Connecticut's historic Ovation guitars will no longer be made in the state. The New Hartford factory will close this summer.
Ovation has been a icon in guitar-making for almost a half-century. The Connecticut manufacturing plant made instruments for the likes of Paul Simon, Cat Stevens, and Glen Campbell. "I think it's a sad moment," said Connecticut music journalist John Thomas.
Ovation was a great innovator. Begun by aerospace pioneer Charles Kaman, the company made some of its guitars from the same material as helicopter rotor blades.
"The company used those materials to form these round backed guitars," Thomas said, "that were revolutionary at the time. [They were] more comfortable some ways, in playing, and also just looked kinda cool, so stage musicians started using it."
Even more significant, Ovation was the first company to use electronics to amplify acoustic instruments. "You could play an acoustic guitar as part of electric band," Thomas said, "and still be heard over the drums, and the electric bass, and the electric guitar that might be playing beside you."
Kaman split up its aerospace and music divisions in 2007, and sold Ovation to another guitar legend, Fender. Now Fender says that U.S. production of the brand will cease in June.

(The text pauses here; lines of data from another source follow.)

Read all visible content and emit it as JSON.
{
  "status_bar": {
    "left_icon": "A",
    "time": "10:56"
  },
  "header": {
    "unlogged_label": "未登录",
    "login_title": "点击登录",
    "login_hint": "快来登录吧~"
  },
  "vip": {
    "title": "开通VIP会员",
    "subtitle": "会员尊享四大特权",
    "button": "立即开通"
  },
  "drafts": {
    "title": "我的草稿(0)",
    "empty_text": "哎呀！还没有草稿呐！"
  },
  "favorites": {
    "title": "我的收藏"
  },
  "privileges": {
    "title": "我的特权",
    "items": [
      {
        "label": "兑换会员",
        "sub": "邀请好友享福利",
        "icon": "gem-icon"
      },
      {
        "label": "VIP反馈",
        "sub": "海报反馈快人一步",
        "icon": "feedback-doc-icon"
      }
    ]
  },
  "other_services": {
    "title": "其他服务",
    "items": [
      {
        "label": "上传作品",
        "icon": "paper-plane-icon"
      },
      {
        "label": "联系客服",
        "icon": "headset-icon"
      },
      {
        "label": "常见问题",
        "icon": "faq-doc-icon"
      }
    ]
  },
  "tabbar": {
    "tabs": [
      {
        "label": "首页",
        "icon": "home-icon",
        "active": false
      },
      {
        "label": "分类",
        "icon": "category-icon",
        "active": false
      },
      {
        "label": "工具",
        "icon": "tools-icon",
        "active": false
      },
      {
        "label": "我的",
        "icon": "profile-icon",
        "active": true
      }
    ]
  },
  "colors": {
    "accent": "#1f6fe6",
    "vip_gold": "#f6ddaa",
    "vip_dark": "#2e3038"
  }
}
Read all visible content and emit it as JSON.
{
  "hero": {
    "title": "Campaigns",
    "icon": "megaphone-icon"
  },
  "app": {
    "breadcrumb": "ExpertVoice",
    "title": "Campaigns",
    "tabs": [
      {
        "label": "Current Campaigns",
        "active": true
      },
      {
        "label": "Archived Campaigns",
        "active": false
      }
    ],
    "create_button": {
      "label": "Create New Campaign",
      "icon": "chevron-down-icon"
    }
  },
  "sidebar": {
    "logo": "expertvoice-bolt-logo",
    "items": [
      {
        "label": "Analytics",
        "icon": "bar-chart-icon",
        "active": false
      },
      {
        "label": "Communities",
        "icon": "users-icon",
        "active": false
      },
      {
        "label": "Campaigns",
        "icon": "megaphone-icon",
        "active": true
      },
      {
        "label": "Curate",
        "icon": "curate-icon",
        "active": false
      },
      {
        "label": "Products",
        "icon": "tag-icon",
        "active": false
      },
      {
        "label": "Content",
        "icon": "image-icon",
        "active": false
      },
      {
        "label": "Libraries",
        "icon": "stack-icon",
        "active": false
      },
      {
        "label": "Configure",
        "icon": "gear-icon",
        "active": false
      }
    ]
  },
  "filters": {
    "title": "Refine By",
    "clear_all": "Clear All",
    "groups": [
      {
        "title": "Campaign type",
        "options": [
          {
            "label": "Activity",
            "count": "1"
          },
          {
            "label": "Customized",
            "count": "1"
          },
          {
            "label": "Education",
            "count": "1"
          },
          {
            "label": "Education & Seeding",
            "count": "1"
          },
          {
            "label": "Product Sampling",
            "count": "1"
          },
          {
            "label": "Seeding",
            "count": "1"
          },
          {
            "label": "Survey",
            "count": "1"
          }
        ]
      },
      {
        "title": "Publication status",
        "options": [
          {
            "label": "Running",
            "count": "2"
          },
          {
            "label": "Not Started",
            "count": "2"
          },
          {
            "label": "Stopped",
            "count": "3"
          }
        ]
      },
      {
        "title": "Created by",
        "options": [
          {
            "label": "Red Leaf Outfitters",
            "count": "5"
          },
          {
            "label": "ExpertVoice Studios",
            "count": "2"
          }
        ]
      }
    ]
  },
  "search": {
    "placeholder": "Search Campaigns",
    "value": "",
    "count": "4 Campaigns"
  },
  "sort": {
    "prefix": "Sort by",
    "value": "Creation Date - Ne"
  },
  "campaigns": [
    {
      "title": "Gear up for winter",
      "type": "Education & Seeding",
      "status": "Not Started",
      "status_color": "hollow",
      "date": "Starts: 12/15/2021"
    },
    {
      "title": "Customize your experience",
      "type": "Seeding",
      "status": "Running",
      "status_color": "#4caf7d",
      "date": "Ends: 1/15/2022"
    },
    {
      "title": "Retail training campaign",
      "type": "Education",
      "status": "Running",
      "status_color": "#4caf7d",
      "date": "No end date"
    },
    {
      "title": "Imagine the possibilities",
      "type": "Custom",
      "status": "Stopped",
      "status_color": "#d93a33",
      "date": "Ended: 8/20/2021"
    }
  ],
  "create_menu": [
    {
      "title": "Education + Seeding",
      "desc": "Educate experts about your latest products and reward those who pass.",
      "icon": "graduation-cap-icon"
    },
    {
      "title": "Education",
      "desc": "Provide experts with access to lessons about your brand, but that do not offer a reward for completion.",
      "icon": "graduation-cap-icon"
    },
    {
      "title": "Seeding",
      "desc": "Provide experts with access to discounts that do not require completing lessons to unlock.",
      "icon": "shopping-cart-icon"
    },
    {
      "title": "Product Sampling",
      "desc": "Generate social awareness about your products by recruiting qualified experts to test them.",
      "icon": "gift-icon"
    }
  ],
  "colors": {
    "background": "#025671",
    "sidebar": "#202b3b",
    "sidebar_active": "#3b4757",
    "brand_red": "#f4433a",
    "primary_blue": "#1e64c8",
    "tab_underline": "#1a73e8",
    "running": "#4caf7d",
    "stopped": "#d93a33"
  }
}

Fender will continue to make Ovations overseas, but said current market conditions and insufficient volume levels led to the decision to close New Hartford. Forty-six workers will lose their jobs.